    either way, its correct. sure there are plenty of independents, but how often do you really go to tired old berns? gimme a break. the place looks like a funeral parlor.
    many independents arent bad, just not good enough to be bothered going back to again and again. and if they are good, they tend to be absurdly overpriced.

    Comment by Anonymous — 05/11/2021 @ 11:59:50 AM

  8. “6 tables” in south tampa and “savant fine dining” across the bay are both excellent, and artisan.

    Comment by Todd — 08/04/2021 @ 06:04:04 PM

  9. Still plenty of inspirational cuisine in Tampa! For Asian, try BT’s in Old Hyde Park Village, Thai Sweet Basil on Northdale. Good chinese at TC Choy. Also I echo previous suggestion Saigon Bay for great, inexpensive Vietnamese. Byblos on S. Macdill is excellent Mediterranean/Mid-East. I miss IBEX too!

    Comment by Lisa — 08/15/2006 @ 12:49:26 PM

  10. PERSISTENCE OF IBEX

    Any budding restauranteurs in Tampa Bay? If so, I think I have a winning concept for you: Ethiopian cuisine.

    What do I base that on? Extremely anecdotal evidence, as gleaned from this blog. Ever since this post about the shortcomings of the Bay ar…

    Trackback by Population Statistic — 09/14/2006 @ 08:16:48 AM

RSS feed for feedback on this post.

Leave a comment

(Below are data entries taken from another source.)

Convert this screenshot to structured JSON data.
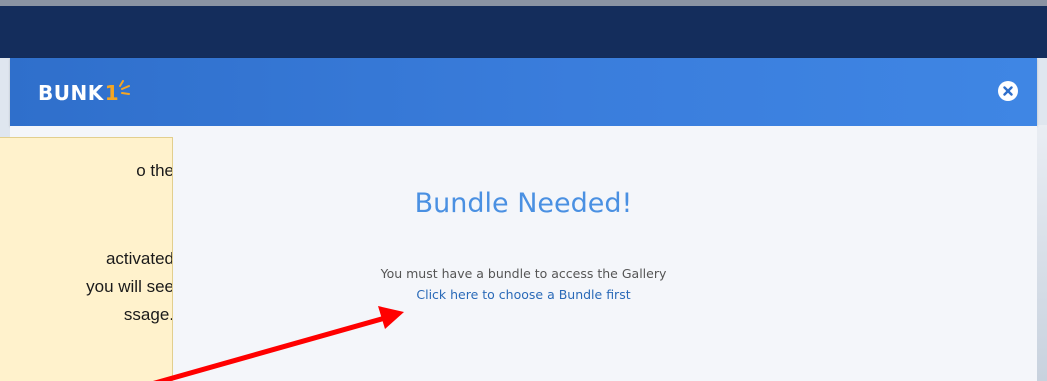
{
  "header": {
    "logo_text": "BUNK",
    "logo_number": "1"
  },
  "modal": {
    "title": "Bundle Needed!",
    "message": "You must have a bundle to access the Gallery",
    "link_label": "Click here to choose a Bundle first"
  },
  "callout": {
    "lines": [
      "o the",
      "activated",
      "you will see",
      "ssage."
    ]
  },
  "colors": {
    "navbar": "#142d5c",
    "modal_header": "#3a7ddc",
    "title": "#4a90e2",
    "link": "#2a6ab8",
    "logo_accent": "#f5a623",
    "callout_bg": "#fff2cc",
    "arrow": "#ff0000"
  }
}
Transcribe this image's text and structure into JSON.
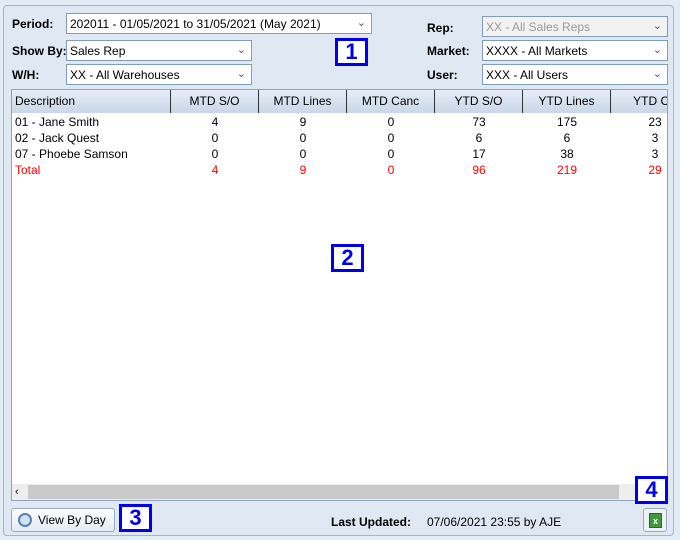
{
  "filters": {
    "period": {
      "label": "Period:",
      "value": "202011 - 01/05/2021 to 31/05/2021 (May 2021)"
    },
    "show_by": {
      "label": "Show By:",
      "value": "Sales Rep"
    },
    "wh": {
      "label": "W/H:",
      "value": "XX - All Warehouses"
    },
    "rep": {
      "label": "Rep:",
      "value": "XX - All Sales Reps",
      "disabled": true
    },
    "market": {
      "label": "Market:",
      "value": "XXXX - All Markets"
    },
    "user": {
      "label": "User:",
      "value": "XXX - All Users"
    }
  },
  "table": {
    "columns": [
      "Description",
      "MTD S/O",
      "MTD Lines",
      "MTD Canc",
      "YTD S/O",
      "YTD Lines",
      "YTD Ca"
    ],
    "rows": [
      [
        "01 - Jane Smith",
        "4",
        "9",
        "0",
        "73",
        "175",
        "23"
      ],
      [
        "02 - Jack Quest",
        "0",
        "0",
        "0",
        "6",
        "6",
        "3"
      ],
      [
        "07 - Phoebe Samson",
        "0",
        "0",
        "0",
        "17",
        "38",
        "3"
      ]
    ],
    "total": [
      "Total",
      "4",
      "9",
      "0",
      "96",
      "219",
      "29"
    ],
    "total_color": "#ff0000"
  },
  "footer": {
    "view_by_day": "View By Day",
    "last_updated_label": "Last Updated:",
    "last_updated_value": "07/06/2021 23:55 by AJE",
    "export_icon": "excel-icon"
  },
  "annotations": [
    "1",
    "2",
    "3",
    "4"
  ]
}
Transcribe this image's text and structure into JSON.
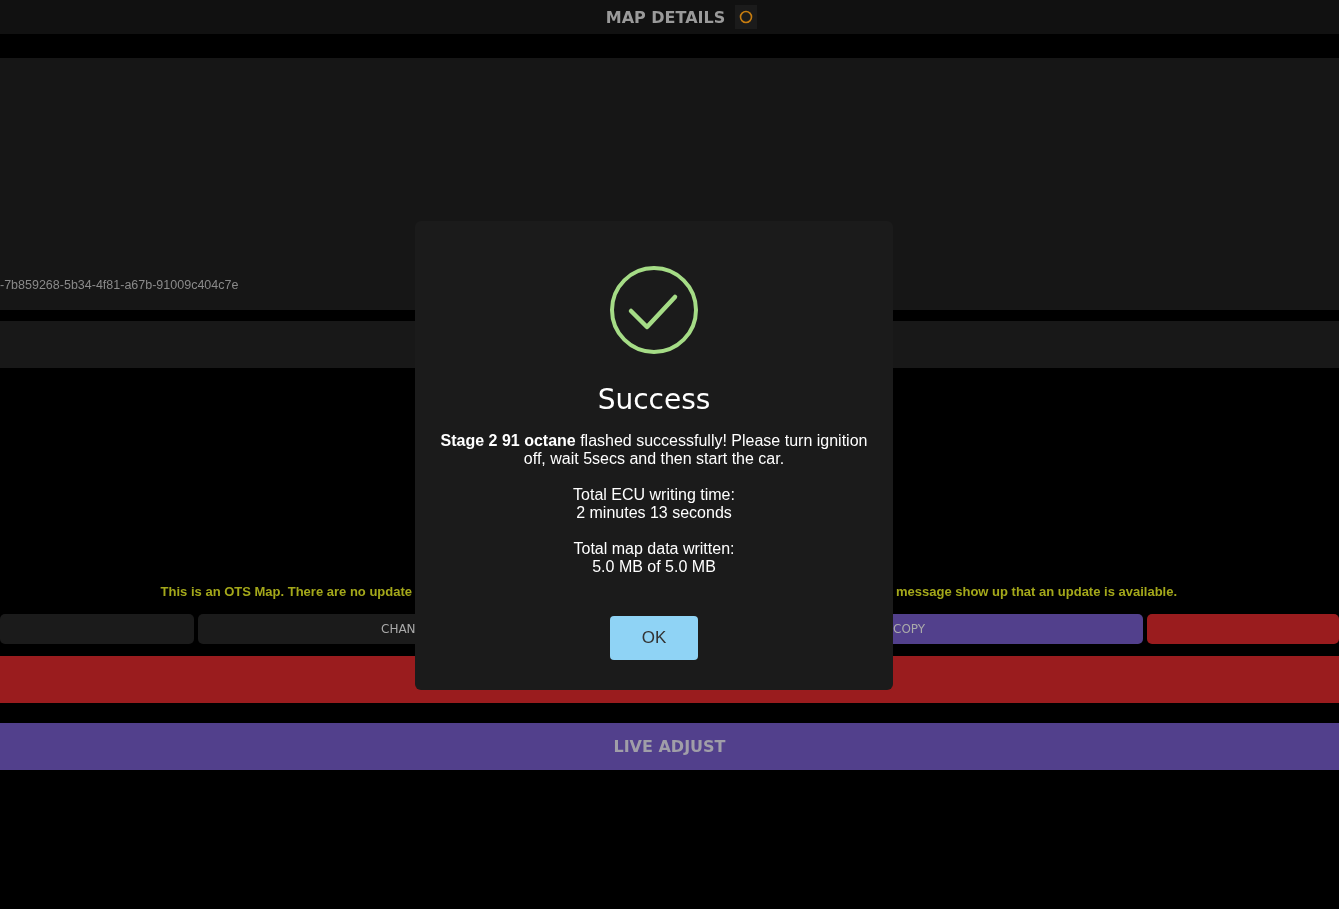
{
  "header": {
    "title": "MAP DETAILS"
  },
  "details": {
    "map_id": "-7b859268-5b34-4f81-a67b-91009c404c7e"
  },
  "notice": {
    "left": "This is an OTS Map. There are no update",
    "right": "message show up that an update is available."
  },
  "actions": [
    {
      "kind": "dark"
    },
    {
      "kind": "dark",
      "label": "CHAN"
    },
    {
      "kind": "purple",
      "label": "COPY"
    },
    {
      "kind": "red"
    }
  ],
  "flash_bar": {
    "kind": "red"
  },
  "live_adjust": {
    "label": "LIVE ADJUST"
  },
  "dialog": {
    "title": "Success",
    "message": "**Stage 2 91 octane** flashed successfully! Please turn ignition off, wait 5secs and then start the car.",
    "lines": [
      [
        "Total ECU writing time:",
        "2 minutes 13 seconds"
      ],
      [
        "Total map data written:",
        "5.0 MB of 5.0 MB"
      ]
    ],
    "button": "OK"
  }
}
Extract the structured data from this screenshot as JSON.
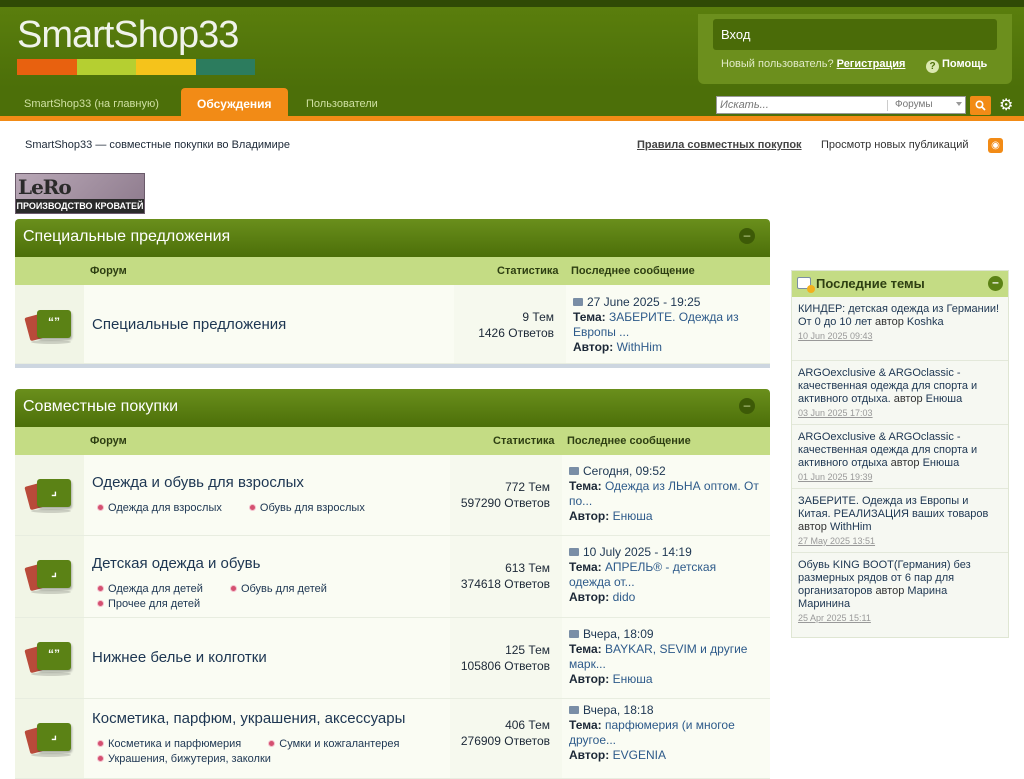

PLEASE NOTE: Various types of comment moderation may be triggered once you hit the "Say It!" button below. Common causes for this are the inclusion of several hyperlinks and/or spam words in the comment field. Please do not hit the "Say It!" button more than once. If you feel your comment is being blocked without cause, feel free to email me about it.